“Good” just isn’t good enough for Woody Johnson.

Though pleased with the turnaround his team made in 2015, the Jets’ owner made it clear that he’s not satisfied.

“Good. Not where we want to be,” Johnson said Friday, giving his assessment on the Jets’ 10-6 season. “So far, so good.”

In his first formal interview with Jets beat writers since the beginning of the season, Johnson touched on several topics, including the maturation of starter-turned-backup Geno Smith and his impressions of Year 1 of the Todd Bowles and Mike Maccagnan era.

“I think he did a heck of a job and he’s going to get better,” Johnson said of Bowles, his first-year head coach, at a team event in Manhattan.

Asked if the Jets are trending upward, Johnson said: “Well, I think, going from 4-12 to 10-6 . . . I don’t know if it’s a trend, it’s a one-year deal. But yeah, I feel pretty good about the new team in place and what they’re capable of doing. I’m sorry we lost the way we did.”

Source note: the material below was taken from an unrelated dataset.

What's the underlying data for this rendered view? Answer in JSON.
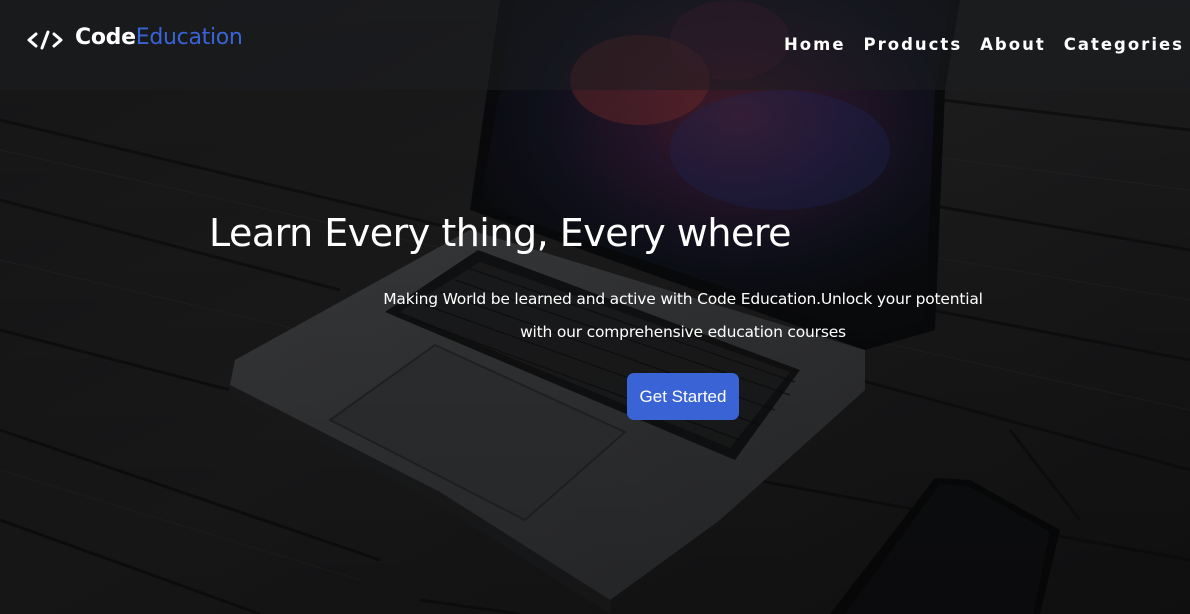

After a 4-1 start, the Jets lost four of five games between Weeks 7-11. Had they defeated Rex Ryan’s Bills in the season finale, they would have made the playoffs for the first time in five seasons, but the Jets lost, 22-17, in Buffalo.

“I hate to lose the same way twice,” Johnson said, referring to their Nov. 12 loss to the Bills by the same score at MetLife Stadium.

Nevertheless, Johnson was complimentary of the Bowles-Maccagnan union, the play of Ryan Fitzpatrick (“Ryan did a nice job last year for us. Good leader. People like him.”) and high-priced cornerback Darrelle Revis (“He’s 1 or 2 in the league. He played well.”).

Though Bowles and Maccagnan have said they’d like to bring back Fitzpatrick, there is the question of what happens to Smith. Asked about the former 2013 second-round pick, who lost his starting job after his jaw was broken during a locker- room altercation with then-teammate Ikemefuna Enemkpali on Aug. 11, Johnson noted Smith’s improved maturity.

“You’ve got to realize, as a quarterback, you’re making decisions for the team,” he said. “You’re the leader of the team, so everything you do will be judged on that level.

“Geno had a pretty good year. We’ll see in the summer how he’s developed, but I think the coaches are pretty optimistic about what he’s learned, his maturity. We know he can throw a ball. I think he’s taken it to a new level, and we’ll see how that plays out.”

So is there a chance Smith still could be the face of the franchise?

“That’s up to the eye of the beholder, but he has all the skills,” Johnson said. “It’s a question of what his desire is. And from what the coaches have told me and from what I’ve seen myself, he’s matured a lot. And he’s working on his game. He knows he’s a professional. He has the ability to do it, if he sticks with it.”

As of now, Smith is expected to be back. Johnson, however, declined to discuss the team’s plans as it relates to re-signing Fitzpatrick and his fellow free agent, Pro Bowl defensive end Muhammad Wilkerson.

“The contract deals I don’t really talk about,” he said. “We’re going to try to put the best team together we can. Mo’s a great player. We drafted him. So we’ll see how that plays out.”

There was one other topic Johnson tiptoed around: Donald Trump.

Johnson, who was one of the biggest fundraisers for the past three Republican presidential nominees, is campaigning for Jeb Bush.

So would Johnson support Trump if he were the GOP’s nominee?

“Oh, jeez,” Johnson said. “I don’t think anybody was predicting that at the beginning. But politics and sports, you have to kind of wait to see what happens.

“I’m not going to go there yet. I’m supporting Jeb Bush and I’m hoping that he’s going to make it. I think he’s the right answer for the country.”